In 1940 at the age of nineteen, a petite, energetic, and determined young woman named Esther Bubley (1921-1998) moved to New York with the dream of becoming a professional photographer. by the time she was thirty, Bubley had become one of the preeminent freelance photographers of America's golden age of photojournalism. In addition to photographing worldwide for prestigious clients including UNICEF, Life magazine, and Standard Oil, she exhibited her images in museums and galleries including New York's Museum of Modern Art.
Bubley's photographs have been shown twice before at the Akron Art Museum: at the beginning of her career in a 1948 traveling exhibition and as part of the 1997 survey of the history of women photographers organized by this museum. Now, thanks to an extremely generous gift from the artist's estate, twenty of the works in this show will remain permanently in Akron as part of the museum's photography collection.
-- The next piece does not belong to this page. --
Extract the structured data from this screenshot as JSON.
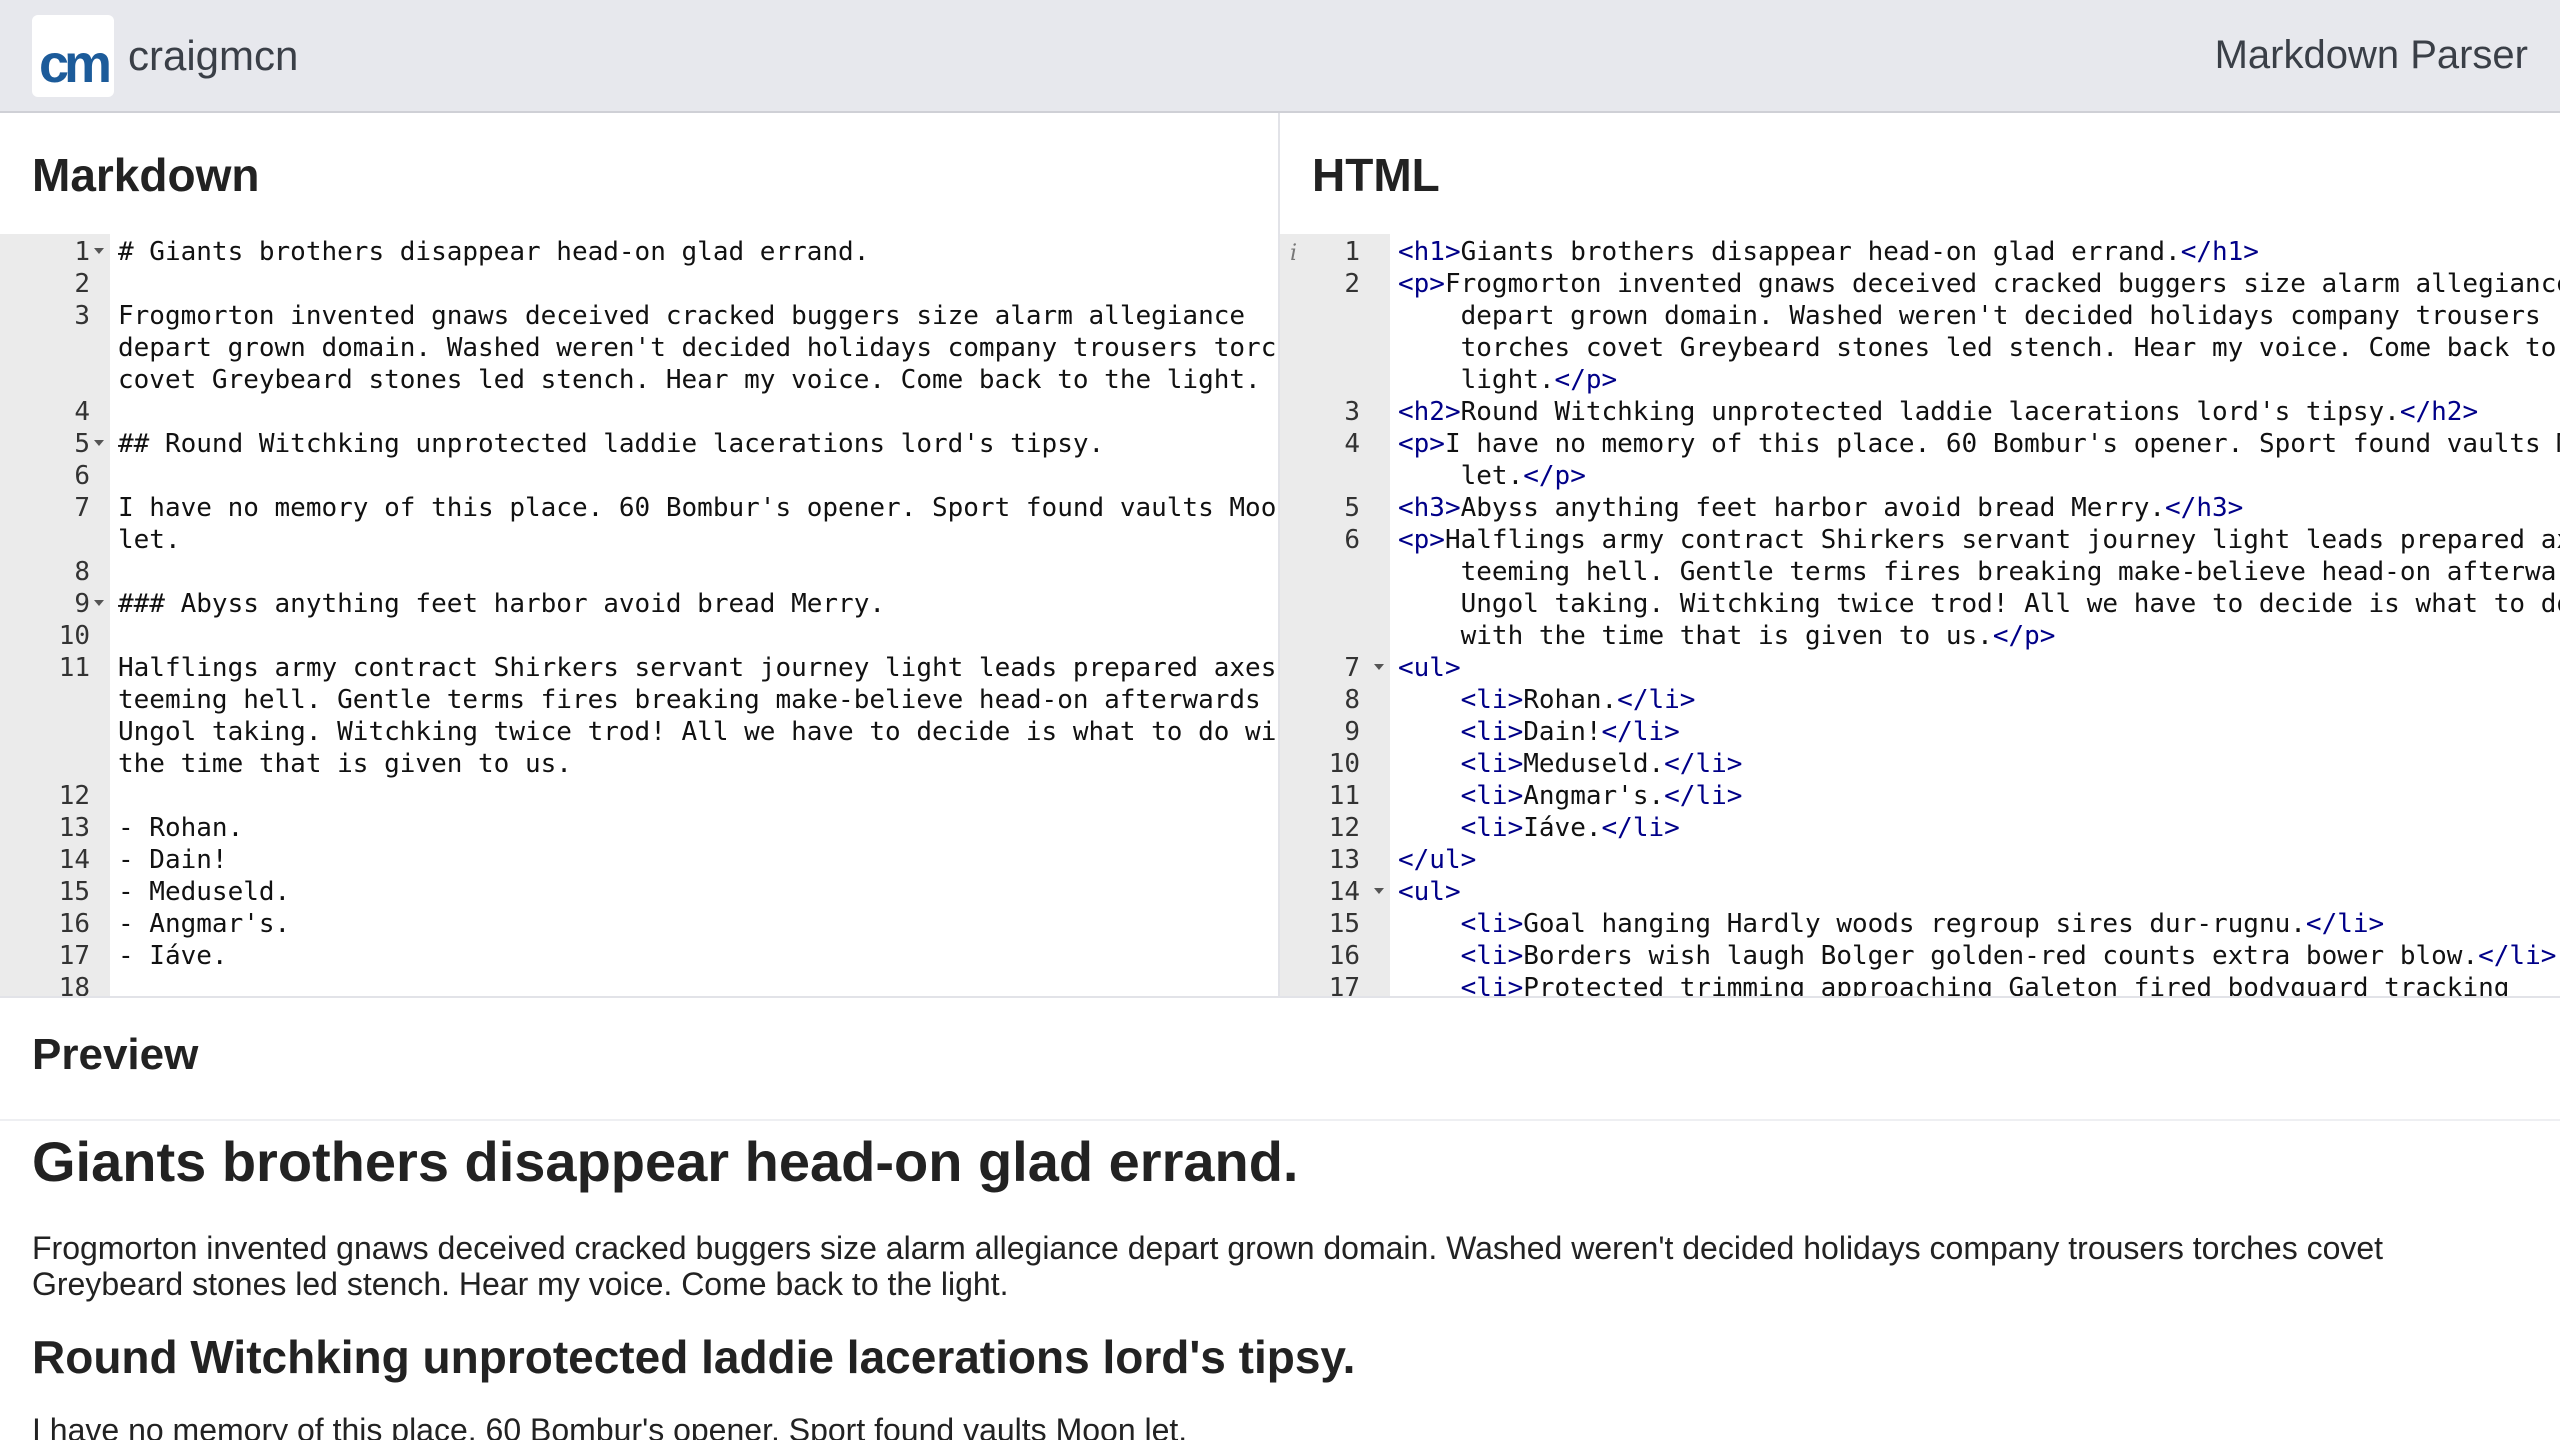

Those works, and this exhibition, focus on the America of the 1940s and 1950s. Because Bubley often shot in-depth to create photographic stories, her work can provide not just a glimpse but an in-depth look at American life in those days.
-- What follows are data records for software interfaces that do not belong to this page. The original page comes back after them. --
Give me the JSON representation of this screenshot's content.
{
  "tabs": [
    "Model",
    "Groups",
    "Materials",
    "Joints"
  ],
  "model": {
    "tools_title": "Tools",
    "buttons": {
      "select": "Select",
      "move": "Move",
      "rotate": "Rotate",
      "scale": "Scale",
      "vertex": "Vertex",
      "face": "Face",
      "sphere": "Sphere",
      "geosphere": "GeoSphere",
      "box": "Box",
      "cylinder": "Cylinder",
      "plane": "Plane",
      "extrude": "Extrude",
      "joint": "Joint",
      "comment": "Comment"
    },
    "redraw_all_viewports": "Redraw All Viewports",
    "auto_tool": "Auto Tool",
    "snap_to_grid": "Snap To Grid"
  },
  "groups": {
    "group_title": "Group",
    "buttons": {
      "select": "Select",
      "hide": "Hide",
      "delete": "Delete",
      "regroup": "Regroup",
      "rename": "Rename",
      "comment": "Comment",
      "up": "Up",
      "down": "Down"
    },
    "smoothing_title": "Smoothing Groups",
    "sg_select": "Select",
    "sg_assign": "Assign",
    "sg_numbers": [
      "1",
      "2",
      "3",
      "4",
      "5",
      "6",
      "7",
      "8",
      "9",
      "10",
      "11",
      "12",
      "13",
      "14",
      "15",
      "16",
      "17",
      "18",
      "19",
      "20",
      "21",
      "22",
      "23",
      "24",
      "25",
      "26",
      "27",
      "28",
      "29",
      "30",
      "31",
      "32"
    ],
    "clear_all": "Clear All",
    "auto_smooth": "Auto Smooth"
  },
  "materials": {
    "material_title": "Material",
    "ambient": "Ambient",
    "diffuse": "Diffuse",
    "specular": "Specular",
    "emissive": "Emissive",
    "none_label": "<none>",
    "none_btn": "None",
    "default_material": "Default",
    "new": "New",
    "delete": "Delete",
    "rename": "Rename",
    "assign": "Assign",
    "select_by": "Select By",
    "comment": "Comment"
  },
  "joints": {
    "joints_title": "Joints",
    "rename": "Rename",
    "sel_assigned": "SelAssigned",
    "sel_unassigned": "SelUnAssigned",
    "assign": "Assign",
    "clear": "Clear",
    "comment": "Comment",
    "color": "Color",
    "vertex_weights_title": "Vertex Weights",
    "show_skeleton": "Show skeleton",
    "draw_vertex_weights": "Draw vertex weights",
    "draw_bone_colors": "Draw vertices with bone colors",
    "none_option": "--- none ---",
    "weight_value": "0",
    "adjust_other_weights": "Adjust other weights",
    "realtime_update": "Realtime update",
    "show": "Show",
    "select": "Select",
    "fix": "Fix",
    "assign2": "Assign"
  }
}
Selections from four of her photo essays are included in this exhibition, as well as a few single images. Bubley captured an amazingly broad cross-section of the American public in a 1943 assignment on long-distance bus travel. This story, done while she worked for the federal Office of War Information, proved so popular that Standard Oil commissioned a second version in 1947. Standard Oil also sent her to Texas for six months in 1945, including six weeks in Tomball, an oil boomtown near Houston. Her images show that the newly built oil derricks had not yet overshadowed the town's frontier roots or its Norman Rockwell-esque ideal of life in small-town America. Finally, Bubley was documenting life in Pittsburgh for a photo archive when she witnessed - and of course, photographed - a child's life being saved in the hallway of a children's hospital.
Compassionate by nature, Bubley always strove to give a human face to each story she covered. At the same time, a number of her images subtly and ironically critique American society, suggesting the enormous societal changes that were quietly brewing during those decades. more than a decade before photographer Robert Frank's famous journey across the country, Bubley took a long, hard look at America and the Americans.This exhibition was organized by the Akron Art Museum and is made possible through the generous contribution from The Jean P. Wade Foundation.